In order to use those mics, however, you'll need to purchase a separate interface with an XLR connection and phantom power, which sends electricity to the condenser mic's preamp. This interface from iRig (a company we'll return to in a second) will connect and power a condenser to your iPhone without breaking your budget.
If you want to record directly into your phone using a line-in, you can also buy an interface (not just an adapter) that allows you to plug a quarter-inch jack directly into the lightning port in your phone. This will allow you to use software like Garage Band to record your electric guitar.
FL Studio Mobile is another DAW you may want to consider if you're looking for an experience beyond just Garage Band. Like the desktop version, FL Studio Mobile comes with baked-in effects like audio compression, delay, phasing, and more, all with FL Studio's intuitive interface. You'll be flying without some of FL Studio's best tools (like their Edison audio sampler), but for a mobile DAW, FL Studio is a good mixture of simplicity and capability.

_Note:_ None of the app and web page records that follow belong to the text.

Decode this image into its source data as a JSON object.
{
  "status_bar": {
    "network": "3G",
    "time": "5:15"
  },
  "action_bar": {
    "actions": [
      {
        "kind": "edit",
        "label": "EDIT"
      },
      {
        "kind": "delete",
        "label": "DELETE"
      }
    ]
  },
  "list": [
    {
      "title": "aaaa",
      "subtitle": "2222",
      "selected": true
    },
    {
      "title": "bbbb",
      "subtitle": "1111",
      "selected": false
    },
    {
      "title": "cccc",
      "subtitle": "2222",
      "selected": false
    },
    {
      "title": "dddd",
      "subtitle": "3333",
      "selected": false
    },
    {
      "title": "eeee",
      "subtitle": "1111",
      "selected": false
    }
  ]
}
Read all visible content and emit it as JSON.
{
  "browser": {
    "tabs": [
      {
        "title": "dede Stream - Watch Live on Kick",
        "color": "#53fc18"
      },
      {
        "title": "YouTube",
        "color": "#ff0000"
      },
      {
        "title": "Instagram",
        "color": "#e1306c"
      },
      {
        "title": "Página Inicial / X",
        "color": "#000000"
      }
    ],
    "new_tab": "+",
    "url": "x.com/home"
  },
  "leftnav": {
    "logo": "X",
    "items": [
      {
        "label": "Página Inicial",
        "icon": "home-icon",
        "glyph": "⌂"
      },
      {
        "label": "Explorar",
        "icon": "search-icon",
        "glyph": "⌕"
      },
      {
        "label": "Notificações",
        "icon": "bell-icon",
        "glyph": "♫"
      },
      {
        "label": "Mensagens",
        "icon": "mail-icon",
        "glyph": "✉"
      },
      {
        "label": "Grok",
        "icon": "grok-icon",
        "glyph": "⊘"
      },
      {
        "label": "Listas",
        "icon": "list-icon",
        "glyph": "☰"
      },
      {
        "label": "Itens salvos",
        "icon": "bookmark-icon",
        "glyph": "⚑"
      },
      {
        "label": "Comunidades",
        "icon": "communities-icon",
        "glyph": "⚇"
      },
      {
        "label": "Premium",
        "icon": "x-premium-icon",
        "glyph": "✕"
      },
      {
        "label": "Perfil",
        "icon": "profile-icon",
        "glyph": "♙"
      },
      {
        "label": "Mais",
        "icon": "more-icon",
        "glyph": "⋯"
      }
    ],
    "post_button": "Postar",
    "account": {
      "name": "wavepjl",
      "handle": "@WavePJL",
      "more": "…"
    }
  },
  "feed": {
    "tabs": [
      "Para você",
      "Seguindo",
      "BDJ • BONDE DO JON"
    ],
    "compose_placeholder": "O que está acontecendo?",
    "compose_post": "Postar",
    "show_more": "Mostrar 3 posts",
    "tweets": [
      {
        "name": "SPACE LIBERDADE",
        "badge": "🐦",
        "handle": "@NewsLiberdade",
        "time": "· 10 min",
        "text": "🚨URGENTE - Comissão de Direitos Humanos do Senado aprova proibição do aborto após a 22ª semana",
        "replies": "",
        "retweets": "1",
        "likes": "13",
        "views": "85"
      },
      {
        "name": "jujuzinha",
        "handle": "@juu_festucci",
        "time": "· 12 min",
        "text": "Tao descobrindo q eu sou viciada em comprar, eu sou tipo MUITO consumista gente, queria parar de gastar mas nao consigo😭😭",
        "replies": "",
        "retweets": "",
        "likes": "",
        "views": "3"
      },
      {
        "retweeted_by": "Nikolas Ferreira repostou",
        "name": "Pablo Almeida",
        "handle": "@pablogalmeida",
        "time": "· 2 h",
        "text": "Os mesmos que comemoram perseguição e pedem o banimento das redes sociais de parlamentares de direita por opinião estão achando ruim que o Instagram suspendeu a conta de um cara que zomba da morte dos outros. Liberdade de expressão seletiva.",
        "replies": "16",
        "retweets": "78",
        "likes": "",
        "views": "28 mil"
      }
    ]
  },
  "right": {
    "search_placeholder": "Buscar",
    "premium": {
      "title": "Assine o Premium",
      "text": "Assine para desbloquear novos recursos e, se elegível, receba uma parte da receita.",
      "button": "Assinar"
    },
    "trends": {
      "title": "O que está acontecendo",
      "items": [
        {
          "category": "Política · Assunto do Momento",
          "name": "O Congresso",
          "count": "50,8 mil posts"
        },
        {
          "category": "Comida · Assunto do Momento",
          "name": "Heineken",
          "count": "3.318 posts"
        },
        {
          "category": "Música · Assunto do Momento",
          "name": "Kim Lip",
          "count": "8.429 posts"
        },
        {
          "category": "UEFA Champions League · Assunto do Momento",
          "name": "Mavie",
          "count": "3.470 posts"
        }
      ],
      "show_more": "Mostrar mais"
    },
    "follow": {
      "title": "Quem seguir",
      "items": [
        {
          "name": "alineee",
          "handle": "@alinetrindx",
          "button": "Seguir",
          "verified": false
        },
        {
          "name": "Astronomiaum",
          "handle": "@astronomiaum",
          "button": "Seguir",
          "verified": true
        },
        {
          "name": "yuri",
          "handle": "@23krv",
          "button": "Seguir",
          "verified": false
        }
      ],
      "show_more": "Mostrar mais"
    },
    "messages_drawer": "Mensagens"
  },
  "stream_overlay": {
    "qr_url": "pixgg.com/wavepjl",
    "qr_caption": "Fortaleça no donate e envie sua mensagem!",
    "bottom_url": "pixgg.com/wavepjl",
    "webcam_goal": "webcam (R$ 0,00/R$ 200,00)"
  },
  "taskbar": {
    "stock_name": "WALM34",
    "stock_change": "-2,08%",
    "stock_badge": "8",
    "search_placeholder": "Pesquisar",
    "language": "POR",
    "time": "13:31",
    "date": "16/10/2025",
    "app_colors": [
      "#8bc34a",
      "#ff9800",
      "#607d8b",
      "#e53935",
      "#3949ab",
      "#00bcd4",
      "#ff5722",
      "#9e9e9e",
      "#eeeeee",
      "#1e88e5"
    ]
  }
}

While there's plenty of other hardware you could add to your iPhone-centric home studio (perhaps an Orba?), a microphone, interface, Garage Band, and some decent headphones are enough to get you up and running with enough tools to record just about anything short of an entire drum set, orchestra, or brass band.